“Avatar” also helped to kick-off the 3D movement, which when applied correctly, has yielded phenomenal results for moviegoers, and has given filmmakers an added creative dimension with which to experiment. “When the film leaves our hands, we have no control over how it’s being shown on screen. But when a film is presented on an Imax screen, we know what we’re getting into, and it’s the best. It’s seeing it the way it was meant to be seen,” says Jon Landau, COO of Lightstrom Entertainment, who has worked on the “Avatar” universe with filmmaker James Cameron.
Plus, having the capacity to show the multilayered world of “Avatar” in the Imax format was an extremely exciting prospect on an artistic level. “Imax technology reassures us that we’re getting the best of the best, and for the way Jim makes his films, where there’s an attention to detail in every frame, it’s helped us craft something where the effects are always in service of the story,” Landau says. “The upcoming sequels will truly transport audiences to another world, and that’s what audiences want these days — that feeling of escape.”

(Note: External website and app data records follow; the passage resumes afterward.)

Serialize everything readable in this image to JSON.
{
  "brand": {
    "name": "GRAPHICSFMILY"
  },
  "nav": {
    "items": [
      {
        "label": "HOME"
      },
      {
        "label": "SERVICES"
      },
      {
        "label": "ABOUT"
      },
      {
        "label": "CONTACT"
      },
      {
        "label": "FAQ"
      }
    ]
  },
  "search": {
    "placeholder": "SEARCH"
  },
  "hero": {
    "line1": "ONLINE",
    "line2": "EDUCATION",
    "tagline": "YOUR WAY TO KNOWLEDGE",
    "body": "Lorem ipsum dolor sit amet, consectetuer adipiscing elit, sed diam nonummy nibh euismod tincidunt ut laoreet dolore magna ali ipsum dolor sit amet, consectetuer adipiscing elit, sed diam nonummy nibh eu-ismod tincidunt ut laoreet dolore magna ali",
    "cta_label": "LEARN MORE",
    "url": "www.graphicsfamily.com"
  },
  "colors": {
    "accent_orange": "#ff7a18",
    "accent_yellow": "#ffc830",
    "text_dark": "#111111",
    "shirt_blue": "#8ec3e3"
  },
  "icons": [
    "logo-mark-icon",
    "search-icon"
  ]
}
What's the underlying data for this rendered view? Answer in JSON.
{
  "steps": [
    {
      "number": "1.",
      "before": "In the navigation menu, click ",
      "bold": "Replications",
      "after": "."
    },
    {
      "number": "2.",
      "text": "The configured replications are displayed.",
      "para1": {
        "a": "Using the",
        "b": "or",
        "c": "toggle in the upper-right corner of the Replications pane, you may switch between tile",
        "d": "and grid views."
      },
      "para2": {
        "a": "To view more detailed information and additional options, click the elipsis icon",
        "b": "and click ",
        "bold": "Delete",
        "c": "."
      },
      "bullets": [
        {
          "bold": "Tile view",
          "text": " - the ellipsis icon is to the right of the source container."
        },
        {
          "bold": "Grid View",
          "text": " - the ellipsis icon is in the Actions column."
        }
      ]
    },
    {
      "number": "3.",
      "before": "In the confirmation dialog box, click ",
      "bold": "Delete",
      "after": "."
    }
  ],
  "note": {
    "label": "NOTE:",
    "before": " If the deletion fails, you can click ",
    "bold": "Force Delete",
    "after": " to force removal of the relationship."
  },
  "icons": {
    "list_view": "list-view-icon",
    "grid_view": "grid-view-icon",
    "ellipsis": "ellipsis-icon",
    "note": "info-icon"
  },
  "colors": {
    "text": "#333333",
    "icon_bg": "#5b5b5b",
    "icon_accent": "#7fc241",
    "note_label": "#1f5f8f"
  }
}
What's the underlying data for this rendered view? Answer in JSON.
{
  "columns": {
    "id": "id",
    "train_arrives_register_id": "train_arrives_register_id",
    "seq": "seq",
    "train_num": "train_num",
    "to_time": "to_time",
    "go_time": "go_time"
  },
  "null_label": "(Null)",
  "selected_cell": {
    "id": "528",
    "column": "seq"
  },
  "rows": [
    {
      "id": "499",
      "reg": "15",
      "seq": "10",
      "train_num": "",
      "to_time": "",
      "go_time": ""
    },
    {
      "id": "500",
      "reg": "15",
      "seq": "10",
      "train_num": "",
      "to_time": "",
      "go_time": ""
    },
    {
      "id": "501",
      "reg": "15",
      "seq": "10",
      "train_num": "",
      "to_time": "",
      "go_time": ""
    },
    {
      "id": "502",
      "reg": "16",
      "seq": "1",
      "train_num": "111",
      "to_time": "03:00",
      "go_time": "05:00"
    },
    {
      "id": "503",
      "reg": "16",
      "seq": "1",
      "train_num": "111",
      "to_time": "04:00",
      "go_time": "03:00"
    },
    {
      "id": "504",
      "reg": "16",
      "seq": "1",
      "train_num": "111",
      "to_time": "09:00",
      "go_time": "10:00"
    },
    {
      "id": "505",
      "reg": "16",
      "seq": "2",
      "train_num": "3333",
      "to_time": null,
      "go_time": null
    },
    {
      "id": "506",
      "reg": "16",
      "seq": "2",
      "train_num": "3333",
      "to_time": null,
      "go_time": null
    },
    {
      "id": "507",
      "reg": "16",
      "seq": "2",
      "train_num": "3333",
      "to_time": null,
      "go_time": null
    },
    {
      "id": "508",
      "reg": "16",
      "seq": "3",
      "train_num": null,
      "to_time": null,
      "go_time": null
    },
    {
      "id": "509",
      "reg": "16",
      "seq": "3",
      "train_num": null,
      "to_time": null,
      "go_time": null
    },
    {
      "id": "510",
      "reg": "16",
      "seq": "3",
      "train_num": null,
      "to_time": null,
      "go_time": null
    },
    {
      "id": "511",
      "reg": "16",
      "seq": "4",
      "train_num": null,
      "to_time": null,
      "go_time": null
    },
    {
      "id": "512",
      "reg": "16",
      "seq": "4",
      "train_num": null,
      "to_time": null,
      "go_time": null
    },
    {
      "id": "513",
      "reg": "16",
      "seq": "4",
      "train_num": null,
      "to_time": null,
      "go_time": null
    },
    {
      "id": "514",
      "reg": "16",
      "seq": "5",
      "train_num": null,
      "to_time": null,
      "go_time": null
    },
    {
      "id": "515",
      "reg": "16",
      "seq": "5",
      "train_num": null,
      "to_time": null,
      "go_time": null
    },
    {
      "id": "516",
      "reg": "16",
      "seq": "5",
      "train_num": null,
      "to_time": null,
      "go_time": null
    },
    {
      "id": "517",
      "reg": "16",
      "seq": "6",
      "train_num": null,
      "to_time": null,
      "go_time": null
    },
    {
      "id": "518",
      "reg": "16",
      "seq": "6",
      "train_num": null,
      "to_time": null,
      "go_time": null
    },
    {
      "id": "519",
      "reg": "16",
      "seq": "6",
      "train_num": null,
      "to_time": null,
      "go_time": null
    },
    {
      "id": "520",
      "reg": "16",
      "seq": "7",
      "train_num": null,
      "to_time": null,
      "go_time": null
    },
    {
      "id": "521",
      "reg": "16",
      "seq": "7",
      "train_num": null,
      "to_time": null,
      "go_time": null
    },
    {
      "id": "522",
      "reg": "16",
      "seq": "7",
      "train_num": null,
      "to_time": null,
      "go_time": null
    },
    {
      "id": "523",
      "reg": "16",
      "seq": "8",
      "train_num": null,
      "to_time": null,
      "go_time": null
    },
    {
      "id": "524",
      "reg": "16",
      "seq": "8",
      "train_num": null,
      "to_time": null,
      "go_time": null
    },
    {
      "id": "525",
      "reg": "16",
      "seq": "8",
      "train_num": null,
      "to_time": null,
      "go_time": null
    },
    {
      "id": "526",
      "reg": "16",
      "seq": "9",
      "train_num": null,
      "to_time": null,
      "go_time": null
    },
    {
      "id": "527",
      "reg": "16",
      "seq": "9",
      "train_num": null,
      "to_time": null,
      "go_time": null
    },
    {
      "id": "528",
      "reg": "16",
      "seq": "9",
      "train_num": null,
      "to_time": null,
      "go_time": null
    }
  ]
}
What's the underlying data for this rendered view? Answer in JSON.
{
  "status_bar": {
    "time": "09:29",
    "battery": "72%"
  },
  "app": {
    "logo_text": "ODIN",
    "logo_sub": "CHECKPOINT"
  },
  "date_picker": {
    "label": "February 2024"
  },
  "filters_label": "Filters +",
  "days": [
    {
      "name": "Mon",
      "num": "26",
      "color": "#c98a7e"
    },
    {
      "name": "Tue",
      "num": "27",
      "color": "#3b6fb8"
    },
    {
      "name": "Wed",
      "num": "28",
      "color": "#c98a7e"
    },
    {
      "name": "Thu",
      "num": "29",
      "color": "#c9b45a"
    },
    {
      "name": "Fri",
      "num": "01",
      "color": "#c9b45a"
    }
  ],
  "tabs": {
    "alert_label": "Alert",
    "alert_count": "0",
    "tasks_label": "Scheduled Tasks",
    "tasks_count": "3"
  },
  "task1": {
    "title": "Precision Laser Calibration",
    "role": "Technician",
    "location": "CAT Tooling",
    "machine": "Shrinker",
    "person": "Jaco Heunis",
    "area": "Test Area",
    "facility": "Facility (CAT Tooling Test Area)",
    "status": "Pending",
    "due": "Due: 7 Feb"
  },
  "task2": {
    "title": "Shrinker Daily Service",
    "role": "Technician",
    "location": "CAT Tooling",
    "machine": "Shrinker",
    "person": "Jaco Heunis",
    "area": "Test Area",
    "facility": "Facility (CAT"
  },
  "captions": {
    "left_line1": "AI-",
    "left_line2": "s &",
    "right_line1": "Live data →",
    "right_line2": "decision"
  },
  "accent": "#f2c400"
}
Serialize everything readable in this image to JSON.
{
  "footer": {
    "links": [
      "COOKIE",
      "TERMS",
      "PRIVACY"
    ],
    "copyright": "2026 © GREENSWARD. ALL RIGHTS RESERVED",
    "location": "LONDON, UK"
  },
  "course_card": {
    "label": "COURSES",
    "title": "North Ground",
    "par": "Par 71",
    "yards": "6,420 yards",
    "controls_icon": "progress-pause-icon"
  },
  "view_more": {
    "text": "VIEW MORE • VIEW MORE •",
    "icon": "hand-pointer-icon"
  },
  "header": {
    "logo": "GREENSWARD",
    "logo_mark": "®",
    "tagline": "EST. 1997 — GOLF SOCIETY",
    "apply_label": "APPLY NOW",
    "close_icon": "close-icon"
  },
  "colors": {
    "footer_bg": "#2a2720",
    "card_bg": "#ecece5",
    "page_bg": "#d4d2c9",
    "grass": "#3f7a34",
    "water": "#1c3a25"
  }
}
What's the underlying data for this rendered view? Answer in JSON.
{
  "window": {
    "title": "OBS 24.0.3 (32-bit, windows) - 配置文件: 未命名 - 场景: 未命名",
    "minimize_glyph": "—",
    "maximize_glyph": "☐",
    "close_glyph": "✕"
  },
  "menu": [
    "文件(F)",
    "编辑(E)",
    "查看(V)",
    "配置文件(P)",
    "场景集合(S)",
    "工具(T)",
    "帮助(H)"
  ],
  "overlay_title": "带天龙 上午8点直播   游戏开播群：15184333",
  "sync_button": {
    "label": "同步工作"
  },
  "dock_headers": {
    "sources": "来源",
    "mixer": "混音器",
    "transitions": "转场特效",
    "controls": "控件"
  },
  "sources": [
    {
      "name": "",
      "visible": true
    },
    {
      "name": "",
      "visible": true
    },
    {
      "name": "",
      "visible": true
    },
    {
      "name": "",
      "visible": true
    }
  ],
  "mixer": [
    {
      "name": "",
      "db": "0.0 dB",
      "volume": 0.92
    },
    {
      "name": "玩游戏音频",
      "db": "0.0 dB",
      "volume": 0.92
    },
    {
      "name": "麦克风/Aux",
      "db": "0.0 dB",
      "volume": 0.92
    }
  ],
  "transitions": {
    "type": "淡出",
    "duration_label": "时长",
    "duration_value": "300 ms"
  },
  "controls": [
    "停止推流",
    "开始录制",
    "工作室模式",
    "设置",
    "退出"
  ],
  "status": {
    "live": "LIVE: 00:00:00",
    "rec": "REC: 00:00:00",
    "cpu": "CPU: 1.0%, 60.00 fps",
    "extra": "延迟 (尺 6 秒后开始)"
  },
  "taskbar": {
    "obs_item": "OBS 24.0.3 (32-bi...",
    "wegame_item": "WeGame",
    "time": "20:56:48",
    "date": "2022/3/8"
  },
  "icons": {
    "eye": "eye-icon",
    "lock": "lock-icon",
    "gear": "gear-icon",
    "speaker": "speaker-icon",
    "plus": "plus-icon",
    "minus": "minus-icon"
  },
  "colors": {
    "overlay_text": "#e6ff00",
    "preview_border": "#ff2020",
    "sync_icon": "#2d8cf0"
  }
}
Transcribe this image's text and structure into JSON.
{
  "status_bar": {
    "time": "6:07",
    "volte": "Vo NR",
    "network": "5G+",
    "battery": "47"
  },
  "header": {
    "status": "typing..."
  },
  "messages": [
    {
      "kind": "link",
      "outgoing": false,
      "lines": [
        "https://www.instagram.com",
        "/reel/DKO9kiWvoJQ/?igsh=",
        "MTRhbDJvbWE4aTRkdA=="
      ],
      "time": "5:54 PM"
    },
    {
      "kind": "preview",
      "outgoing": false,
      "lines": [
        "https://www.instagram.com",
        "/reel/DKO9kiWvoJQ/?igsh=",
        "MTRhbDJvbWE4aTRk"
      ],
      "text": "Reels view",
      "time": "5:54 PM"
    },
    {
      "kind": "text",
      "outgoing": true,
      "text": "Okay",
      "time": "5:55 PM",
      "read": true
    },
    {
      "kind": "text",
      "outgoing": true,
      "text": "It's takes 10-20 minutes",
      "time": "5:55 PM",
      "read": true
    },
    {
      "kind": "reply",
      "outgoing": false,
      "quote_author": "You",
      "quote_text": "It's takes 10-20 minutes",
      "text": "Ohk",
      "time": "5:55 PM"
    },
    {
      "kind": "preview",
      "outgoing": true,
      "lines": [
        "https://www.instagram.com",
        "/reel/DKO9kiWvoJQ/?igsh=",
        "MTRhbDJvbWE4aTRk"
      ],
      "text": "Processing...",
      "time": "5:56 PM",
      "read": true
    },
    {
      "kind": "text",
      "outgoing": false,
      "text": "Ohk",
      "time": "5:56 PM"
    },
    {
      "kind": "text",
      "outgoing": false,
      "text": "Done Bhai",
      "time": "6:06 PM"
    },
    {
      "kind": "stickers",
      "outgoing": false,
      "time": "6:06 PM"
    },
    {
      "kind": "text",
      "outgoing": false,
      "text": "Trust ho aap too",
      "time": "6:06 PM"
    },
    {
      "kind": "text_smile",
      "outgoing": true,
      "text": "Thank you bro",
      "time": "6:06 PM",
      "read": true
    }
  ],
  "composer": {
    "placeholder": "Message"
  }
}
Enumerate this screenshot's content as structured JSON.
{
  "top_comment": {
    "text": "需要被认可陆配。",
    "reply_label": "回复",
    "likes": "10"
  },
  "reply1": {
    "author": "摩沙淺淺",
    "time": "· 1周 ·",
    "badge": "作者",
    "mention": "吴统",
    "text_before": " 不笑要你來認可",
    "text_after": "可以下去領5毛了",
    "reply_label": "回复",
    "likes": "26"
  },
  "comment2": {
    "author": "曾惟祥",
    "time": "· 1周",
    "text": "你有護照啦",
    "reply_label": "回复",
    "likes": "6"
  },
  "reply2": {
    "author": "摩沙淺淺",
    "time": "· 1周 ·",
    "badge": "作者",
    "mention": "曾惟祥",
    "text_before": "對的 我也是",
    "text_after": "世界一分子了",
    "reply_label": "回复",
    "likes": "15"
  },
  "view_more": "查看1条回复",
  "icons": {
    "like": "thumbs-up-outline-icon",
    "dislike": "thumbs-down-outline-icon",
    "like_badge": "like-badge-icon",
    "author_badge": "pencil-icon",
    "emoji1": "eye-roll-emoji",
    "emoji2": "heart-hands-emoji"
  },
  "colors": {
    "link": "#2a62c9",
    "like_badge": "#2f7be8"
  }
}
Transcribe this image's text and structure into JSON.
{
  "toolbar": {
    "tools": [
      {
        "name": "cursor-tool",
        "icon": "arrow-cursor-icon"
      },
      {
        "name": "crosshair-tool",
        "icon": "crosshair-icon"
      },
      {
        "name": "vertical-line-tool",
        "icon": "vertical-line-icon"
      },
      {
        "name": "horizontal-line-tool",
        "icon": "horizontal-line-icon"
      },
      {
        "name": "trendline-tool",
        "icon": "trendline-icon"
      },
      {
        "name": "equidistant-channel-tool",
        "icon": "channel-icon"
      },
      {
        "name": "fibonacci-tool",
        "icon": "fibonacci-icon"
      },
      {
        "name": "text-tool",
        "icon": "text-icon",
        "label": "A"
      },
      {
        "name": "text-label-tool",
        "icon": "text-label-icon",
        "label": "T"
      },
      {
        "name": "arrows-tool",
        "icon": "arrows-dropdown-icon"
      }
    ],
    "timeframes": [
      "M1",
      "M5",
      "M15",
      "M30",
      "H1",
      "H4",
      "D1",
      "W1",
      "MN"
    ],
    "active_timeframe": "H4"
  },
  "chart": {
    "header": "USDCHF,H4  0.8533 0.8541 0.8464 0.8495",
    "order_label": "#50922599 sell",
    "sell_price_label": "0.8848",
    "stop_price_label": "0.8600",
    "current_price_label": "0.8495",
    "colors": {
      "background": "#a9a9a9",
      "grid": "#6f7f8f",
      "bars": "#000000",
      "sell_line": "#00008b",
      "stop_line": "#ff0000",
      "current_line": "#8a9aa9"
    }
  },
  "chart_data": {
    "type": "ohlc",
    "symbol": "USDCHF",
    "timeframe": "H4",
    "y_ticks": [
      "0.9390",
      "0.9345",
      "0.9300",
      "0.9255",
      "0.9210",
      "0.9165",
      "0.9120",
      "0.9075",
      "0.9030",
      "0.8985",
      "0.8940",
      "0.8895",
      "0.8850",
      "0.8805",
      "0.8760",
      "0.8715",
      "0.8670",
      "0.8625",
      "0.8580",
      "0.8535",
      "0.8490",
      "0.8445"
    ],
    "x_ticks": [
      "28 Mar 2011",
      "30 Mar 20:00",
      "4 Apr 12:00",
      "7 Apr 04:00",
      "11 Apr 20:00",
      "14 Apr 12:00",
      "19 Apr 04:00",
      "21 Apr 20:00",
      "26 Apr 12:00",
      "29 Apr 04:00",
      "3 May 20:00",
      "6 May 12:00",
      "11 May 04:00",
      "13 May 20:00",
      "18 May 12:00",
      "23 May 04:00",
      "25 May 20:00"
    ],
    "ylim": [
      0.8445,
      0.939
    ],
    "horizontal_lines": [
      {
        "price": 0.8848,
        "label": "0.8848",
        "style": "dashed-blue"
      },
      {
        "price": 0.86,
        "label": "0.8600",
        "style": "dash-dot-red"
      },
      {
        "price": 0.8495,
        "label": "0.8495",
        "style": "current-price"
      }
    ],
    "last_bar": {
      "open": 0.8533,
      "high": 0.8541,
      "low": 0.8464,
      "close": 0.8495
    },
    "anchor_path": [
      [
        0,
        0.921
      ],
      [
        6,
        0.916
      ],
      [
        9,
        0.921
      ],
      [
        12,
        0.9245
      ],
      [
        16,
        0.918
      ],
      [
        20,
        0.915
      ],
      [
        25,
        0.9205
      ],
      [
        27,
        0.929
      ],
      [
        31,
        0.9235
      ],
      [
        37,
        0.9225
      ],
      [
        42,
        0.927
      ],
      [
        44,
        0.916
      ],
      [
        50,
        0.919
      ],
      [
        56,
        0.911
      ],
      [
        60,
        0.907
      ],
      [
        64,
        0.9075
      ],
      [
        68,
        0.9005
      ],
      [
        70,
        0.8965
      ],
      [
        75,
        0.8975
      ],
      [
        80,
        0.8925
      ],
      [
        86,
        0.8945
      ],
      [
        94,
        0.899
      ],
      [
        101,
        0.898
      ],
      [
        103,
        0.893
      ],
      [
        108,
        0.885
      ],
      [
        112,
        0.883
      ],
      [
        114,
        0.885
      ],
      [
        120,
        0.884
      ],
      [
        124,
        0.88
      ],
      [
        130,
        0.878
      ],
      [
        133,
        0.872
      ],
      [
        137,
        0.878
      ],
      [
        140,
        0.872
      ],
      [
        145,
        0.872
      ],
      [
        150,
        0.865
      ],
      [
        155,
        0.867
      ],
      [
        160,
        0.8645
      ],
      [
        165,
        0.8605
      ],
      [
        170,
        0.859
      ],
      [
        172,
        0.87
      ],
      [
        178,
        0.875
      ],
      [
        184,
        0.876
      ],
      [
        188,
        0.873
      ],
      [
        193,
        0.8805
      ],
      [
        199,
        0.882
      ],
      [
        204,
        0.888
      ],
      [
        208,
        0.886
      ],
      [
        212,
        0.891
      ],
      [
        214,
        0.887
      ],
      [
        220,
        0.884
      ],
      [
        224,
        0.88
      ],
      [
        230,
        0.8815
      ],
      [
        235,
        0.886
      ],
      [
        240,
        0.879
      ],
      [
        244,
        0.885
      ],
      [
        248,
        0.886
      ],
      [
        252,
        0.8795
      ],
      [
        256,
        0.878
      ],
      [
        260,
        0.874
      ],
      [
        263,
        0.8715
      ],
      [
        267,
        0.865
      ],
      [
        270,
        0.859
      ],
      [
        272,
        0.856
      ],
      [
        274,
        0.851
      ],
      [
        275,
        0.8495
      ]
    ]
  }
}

And never forget the dynamism that Ron Howard’s “Apollo 13” demonstrated after it was re-mastered into Imax using Imax DMR, and then re-released in theaters in 2003. It was the first Hollywood film ever to use that process and became the case study that Imax used to pitch studios to get them to release their films in the format.
“It was a delightful experience as I’ve always been an Imax fan, and had always dreamed of doing a project in the format,” says Howard. “Creatively, it was unique, because I had to go back with my editor, Dan Hanley, and he removed 12 minutes of footage to meet the maximum platter size at the time. And I think that version is better. It was an unexpected lesson and a great artistic exercise. The format is so inviting and immersive without being exhaustive, and even in the more intimate moments, the Imax image allows for a level of intimacy that really draws the viewer into the story.”